Today is Veterans Day.
It seems irreverent in a way to say “Happy” Veterans Day (though I’m not sure what else you’d say). For veterans, being a veteran is not about being happy. It’s about sacrifice, honor, and duty. It’s about loss, loneliness, and recovery.
I am eternally grateful to each and every veteran who has put the needs of our country above those of themselves and their families. It’s not just the man or woman who serves that sacrifices. It’s their families and their friends, too. I have seen this sacrifice made so willingly and honorably time and again, and it amazes me every time.
The sacrifices a soldier makes is often not their lives. It’s their bodies, their minds, their relationships. All so that you and I can be free to discuss things like politics and religion. So that we can wake up every morning and have the freedom to choose what career we will start, what we will teach our children, which grocery store we will choose to frequent. So that we have the freedom to disagree with those in authority, or even to disrespect these soldiers’ very sacrifice.
Too many times, though, the sacrifice that is made is their lives.
It’s gut-wrenching for me to think about the loss that is endured by the loved ones of a soldier. Knowing that their loss was a gift given, rather than an accident that happened or an illness that was ruthless. It takes my breath away.
Some have made this sacrifice anonymously, and without fanfare and honor.
The picture above is of the Tomb of the Unknown Soldier at Arlington Cemetery. It is an emotional experience to stand in this place and watch other soldiers guard this resting place so humbly and fervently. To watch the changing of the guards is an experience like none I have ever had. There is honor for their loss, even in anonymity. If you can, you must see it.
I’ve been asked about how I would feel if one or both of my sons decided to join a branch of the armed forces, and for me the answer comes immediately.
I would be so proud.
Don’t get me wrong — I would worry. But these gifts God has given me are not mine. I’m so blessed to be their mom, but they are not mine to keep. They are for me to teach and grow into people who love. People who see that there is more around them than just themselves. People who see that the world is not here for them, but that they are here for the world.

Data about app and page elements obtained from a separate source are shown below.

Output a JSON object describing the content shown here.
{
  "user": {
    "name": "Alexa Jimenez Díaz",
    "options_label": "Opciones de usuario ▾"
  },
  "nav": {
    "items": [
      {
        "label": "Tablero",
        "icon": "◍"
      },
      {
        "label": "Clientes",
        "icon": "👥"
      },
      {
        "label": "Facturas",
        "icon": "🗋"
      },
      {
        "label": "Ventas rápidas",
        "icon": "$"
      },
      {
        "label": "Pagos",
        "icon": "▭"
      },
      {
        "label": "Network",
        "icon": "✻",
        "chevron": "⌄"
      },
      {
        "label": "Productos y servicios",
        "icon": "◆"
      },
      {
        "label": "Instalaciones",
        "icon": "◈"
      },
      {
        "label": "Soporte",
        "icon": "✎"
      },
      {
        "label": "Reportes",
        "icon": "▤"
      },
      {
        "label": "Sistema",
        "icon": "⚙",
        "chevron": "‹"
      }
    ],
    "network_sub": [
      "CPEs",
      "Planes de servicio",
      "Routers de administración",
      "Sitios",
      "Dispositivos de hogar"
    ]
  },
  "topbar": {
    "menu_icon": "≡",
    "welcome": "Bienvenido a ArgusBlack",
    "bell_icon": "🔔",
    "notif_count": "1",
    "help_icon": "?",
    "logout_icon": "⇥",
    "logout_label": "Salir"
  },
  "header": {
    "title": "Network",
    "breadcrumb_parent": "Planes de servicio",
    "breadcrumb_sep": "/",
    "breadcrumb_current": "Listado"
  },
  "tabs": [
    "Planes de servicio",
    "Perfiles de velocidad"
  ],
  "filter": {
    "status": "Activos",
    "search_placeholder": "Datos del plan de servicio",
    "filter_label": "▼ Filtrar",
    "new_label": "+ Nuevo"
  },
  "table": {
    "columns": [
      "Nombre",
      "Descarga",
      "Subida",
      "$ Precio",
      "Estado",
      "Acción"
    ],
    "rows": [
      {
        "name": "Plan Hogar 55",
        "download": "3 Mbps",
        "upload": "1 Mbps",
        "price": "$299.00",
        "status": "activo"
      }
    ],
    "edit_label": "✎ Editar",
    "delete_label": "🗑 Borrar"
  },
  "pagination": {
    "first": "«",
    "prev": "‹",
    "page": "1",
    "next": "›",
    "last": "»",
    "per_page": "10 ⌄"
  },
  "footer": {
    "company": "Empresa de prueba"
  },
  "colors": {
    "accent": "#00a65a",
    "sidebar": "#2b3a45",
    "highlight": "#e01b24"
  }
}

If they felt the tug to defend our country and protect our freedoms, it would be an honor to witness their service. They have so much to offer to the world, and it would be so beautiful to see their talents and abilities used in such a noble way.
My job is to raise Spartans. Spartans know that there is something bigger than their little world. They understand that there is a cause greater than themselves, and that it is their duty to fight for that — no matter what it is. It could be caring for broken people, loving the unloved and marginalized, leading a family, or simply being a man of character and integrity.
And should that cause be the armed forces, I would be so proud.
So today, with a knot in my throat and a catch of my breath, thank you veterans for your service, your bravery, your honor, your selflessness, and your sacrifice.
I have cousins, uncles, grandparents, and friends who have served. Do you have a loved one who has served? Feel free to honor them here! And be sure to give them a hug today.
cover photo: Oleg Afonin